***** DATA FOR REVIEW

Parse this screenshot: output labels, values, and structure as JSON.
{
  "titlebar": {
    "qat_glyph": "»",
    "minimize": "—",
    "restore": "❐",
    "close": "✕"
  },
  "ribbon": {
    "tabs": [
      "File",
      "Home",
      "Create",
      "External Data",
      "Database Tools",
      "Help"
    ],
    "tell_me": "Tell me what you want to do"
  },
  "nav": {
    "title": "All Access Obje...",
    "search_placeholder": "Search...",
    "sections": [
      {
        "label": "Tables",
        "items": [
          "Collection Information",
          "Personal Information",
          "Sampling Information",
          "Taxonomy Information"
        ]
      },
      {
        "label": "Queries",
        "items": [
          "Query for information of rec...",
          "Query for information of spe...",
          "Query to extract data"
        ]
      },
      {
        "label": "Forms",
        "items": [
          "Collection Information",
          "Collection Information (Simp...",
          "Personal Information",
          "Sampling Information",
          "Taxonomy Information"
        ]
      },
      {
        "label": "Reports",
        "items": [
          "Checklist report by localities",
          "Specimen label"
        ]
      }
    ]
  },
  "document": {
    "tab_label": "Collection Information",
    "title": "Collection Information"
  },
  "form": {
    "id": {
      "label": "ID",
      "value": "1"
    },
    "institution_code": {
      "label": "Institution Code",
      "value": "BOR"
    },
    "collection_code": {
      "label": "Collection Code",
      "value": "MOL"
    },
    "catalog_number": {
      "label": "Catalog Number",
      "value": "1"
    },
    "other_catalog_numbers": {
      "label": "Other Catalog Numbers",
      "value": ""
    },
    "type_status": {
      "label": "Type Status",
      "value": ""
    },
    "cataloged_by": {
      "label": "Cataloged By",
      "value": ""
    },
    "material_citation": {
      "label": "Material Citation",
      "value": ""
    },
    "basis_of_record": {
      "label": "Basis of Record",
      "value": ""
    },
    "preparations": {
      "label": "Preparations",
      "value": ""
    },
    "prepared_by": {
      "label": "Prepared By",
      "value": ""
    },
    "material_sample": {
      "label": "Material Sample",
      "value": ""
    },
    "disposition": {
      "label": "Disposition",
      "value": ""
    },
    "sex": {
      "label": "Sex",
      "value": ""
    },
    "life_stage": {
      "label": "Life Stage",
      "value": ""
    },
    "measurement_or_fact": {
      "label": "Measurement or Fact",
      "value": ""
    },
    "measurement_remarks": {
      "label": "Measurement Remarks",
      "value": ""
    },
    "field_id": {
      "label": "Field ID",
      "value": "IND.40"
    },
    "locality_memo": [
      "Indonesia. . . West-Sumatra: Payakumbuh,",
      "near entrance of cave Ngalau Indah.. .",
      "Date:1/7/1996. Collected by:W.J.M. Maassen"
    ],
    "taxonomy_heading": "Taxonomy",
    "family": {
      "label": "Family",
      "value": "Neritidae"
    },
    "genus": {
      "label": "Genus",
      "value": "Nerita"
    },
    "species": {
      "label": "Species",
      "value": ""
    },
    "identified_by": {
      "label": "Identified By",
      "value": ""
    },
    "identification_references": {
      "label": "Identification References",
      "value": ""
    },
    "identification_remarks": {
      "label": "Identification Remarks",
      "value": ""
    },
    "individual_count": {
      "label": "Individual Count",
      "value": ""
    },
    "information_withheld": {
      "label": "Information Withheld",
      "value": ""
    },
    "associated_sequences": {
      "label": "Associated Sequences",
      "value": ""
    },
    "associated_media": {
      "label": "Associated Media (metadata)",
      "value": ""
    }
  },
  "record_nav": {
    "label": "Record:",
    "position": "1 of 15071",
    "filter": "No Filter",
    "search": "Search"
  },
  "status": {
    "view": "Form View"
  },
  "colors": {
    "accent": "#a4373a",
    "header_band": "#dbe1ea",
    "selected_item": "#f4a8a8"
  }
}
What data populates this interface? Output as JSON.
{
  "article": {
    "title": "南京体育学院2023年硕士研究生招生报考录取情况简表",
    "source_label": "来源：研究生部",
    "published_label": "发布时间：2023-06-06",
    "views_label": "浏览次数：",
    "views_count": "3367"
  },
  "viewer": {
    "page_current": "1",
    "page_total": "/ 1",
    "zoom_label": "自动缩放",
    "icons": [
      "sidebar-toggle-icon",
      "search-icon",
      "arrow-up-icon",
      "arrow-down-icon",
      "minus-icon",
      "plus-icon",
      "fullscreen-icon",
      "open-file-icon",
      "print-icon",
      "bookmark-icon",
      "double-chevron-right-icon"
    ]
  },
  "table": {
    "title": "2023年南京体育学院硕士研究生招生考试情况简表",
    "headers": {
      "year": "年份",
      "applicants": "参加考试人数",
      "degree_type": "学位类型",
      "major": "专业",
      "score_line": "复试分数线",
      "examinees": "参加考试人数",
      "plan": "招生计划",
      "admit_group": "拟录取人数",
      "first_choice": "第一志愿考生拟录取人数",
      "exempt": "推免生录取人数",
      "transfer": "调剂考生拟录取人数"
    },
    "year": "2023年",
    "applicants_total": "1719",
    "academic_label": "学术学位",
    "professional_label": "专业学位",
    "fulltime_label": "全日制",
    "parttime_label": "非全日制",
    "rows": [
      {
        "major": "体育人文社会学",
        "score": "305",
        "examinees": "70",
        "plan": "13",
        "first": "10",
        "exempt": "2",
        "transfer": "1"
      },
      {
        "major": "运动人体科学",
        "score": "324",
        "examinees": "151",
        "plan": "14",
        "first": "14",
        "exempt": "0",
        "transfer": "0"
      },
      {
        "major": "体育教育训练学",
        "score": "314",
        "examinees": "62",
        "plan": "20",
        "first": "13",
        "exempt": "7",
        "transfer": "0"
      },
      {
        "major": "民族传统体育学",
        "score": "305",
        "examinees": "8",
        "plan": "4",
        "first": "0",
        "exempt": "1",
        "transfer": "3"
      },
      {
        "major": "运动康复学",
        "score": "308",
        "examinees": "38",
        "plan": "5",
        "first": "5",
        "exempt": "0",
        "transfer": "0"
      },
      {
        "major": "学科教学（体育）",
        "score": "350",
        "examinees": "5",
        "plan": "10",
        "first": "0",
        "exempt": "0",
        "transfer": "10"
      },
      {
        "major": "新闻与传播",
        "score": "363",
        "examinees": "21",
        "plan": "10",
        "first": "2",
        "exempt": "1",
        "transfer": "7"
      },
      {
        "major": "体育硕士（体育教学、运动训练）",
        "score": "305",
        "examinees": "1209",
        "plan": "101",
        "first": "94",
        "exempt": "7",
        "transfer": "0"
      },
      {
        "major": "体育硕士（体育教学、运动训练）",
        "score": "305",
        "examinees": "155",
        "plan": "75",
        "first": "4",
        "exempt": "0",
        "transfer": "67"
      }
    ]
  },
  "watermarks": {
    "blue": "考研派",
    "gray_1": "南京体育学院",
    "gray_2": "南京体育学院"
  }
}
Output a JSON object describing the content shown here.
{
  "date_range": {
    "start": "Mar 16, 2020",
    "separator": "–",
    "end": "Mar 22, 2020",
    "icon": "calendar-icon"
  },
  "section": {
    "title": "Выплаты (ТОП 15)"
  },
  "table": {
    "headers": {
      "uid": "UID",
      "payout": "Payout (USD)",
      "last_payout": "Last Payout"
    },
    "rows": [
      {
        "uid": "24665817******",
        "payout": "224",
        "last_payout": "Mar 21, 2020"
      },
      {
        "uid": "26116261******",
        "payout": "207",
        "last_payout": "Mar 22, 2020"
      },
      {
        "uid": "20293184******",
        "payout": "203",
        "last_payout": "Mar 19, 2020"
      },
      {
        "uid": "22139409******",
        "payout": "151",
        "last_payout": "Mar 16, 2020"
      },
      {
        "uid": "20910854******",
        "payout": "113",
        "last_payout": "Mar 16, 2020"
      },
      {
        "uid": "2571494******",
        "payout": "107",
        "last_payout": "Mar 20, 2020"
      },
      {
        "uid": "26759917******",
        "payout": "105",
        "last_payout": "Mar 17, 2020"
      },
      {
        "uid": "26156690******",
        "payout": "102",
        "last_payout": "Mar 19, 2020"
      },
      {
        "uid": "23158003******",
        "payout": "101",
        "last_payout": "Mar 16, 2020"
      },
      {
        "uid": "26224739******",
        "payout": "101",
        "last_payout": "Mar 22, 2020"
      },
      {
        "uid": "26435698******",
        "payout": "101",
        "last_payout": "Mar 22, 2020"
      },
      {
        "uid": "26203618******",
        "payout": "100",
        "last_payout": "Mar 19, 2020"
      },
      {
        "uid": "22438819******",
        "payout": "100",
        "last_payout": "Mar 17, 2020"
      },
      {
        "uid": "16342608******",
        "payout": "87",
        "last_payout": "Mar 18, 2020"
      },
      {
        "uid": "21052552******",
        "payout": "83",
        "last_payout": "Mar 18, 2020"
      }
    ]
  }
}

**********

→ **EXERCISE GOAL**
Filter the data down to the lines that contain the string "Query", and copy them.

→ **TASK SOLUTION**
          "Query for information of rec...",
          "Query for information of spe...",
          "Query to extract data"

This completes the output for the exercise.